His authority, following the resignation of chancellor Rishi Sunak and health secretary Sajid Javid, is rapidly slipping away.
Downing Street had hoped the domino effect of resignations would subside after 10 people — from parliamentary private secretaries to trade envoys and ministers — quit government on Tuesday night.
However, the terminal atmosphere for the Johnson resignation continued on Wednesday morning when Will Quince, the children’s minister, left government, rapidly followed by another ministerial aide and another junior minister.
Curiously, The National had spotted Mr Quince on the Commons' terrace on Tuesday evening talking in friendly fashion to well-known Tory rebels just 20 minutes before Mr Javid resigned.
Mr Quince was one of several ministers who had been ordered to go on the airwaves to defend Mr Johnson’s position over the Chris Pincher affair, after the deputy chief whip resigned last Thursday after allegedly groping two men.
Mr Quince had originally stated in interviews that he had been given “categorical assurances” that Mr Johnson was unaware of other allegations about Mr Pincher when he appointed him in February.
This was subsequently shown to be false, with Mr Johnson claiming on Tuesday he had “forgotten” being told about past complaints over Mr Pincher for which the prime minister apologised.
In his departure letter, Mr Quince said he had accepted the assurances about Mr Pincher in “good faith” and therefore had “no choice” but to resign.
His act was rapidly duplicated by Laura Trott, a ministerial aide in the Department for Transport.

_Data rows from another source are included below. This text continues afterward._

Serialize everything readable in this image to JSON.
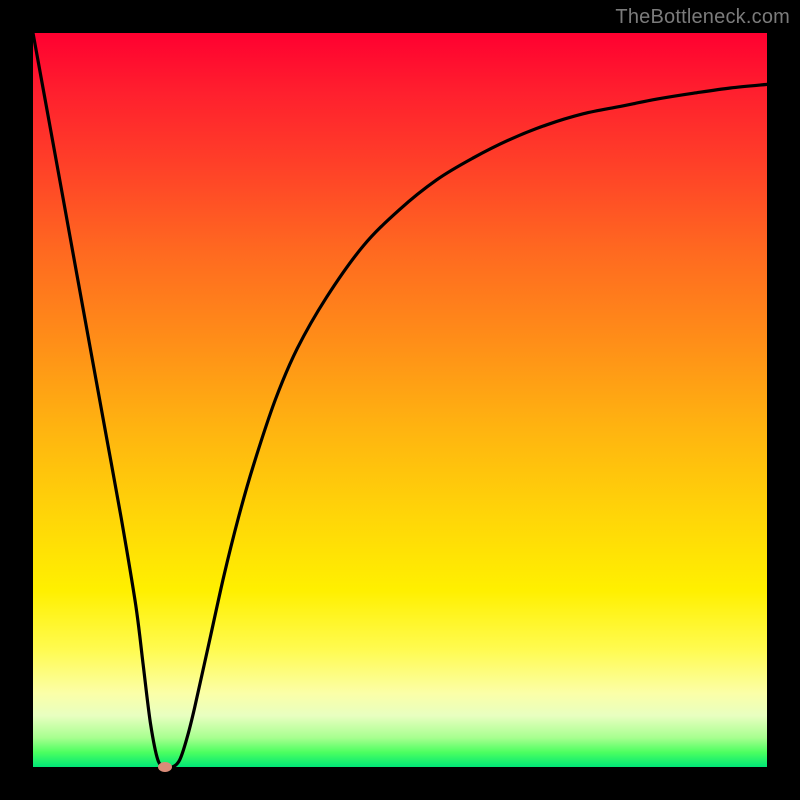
{
  "watermark": "TheBottleneck.com",
  "colors": {
    "frame": "#000000",
    "curve": "#000000",
    "marker": "#d98b78",
    "gradient_stops": [
      "#ff0030",
      "#ff6a20",
      "#ffd608",
      "#fffb50",
      "#00e676"
    ]
  },
  "chart_data": {
    "type": "line",
    "title": "",
    "xlabel": "",
    "ylabel": "",
    "xlim": [
      0,
      100
    ],
    "ylim": [
      0,
      100
    ],
    "x": [
      0,
      2,
      4,
      6,
      8,
      10,
      12,
      14,
      15,
      16,
      17,
      18,
      19,
      20,
      21,
      22,
      24,
      26,
      28,
      30,
      33,
      36,
      40,
      45,
      50,
      55,
      60,
      65,
      70,
      75,
      80,
      85,
      90,
      95,
      100
    ],
    "values": [
      100,
      89,
      78,
      67,
      56,
      45,
      34,
      22,
      14,
      6,
      1,
      0,
      0,
      1,
      4,
      8,
      17,
      26,
      34,
      41,
      50,
      57,
      64,
      71,
      76,
      80,
      83,
      85.5,
      87.5,
      89,
      90,
      91,
      91.8,
      92.5,
      93
    ],
    "marker": {
      "x": 18,
      "y": 0
    },
    "notes": "y-axis is inverted visually (0 at bottom = green, 100 at top = red). Values estimated from gradient-backed curve; no numeric tick labels present in source."
  }
}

The new chancellor, the widely respected Nadhim Zahawi, was live on air with the BBC when he was told about the resignations. “I am sorry to see Will Quince go... he was my children and families minister and a great minister,” he said. “All I would say to colleagues is people don't vote for divided teams.”
Earlier in the interview, the chancellor, who is expected to cut taxes if he remains in power long enough, was flummoxed for a few seconds when asked if he would be repeating untruths over the Pincher affair.
It was a painful moment. But more of those will inevitably arrive in the coming hours for Mr Johnson.
First, he has to get through Prime Minister’s Questions at noon on Wednesday and then questioning before the influential Liaison Committee at 3pm.
Mr Johnson’s character is such that he is likely to bludgeon his way through the crisis no matter what happens around him. Even if more Cabinet ministers resign, he is likely to cling onto power until it is taken away from him.
That may well happen now more rapidly than expected via the 1922 Committee of backbench MPs, that oversees the Conservative parliamentary party.
Elections to its executive will take place next Wednesday where it is now all but inevitable that anti-Johnson MPs will take the majority. They will almost certainly change the rules within a few days to hold a second no confidence vote before summer recess on July 21.
In the last vote, 148 MPs voted against him, with 211 for. All it now requires is a further 32 MPs to switch their votes to “not having confidence in the Prime Minister” for Mr Johnson to be out.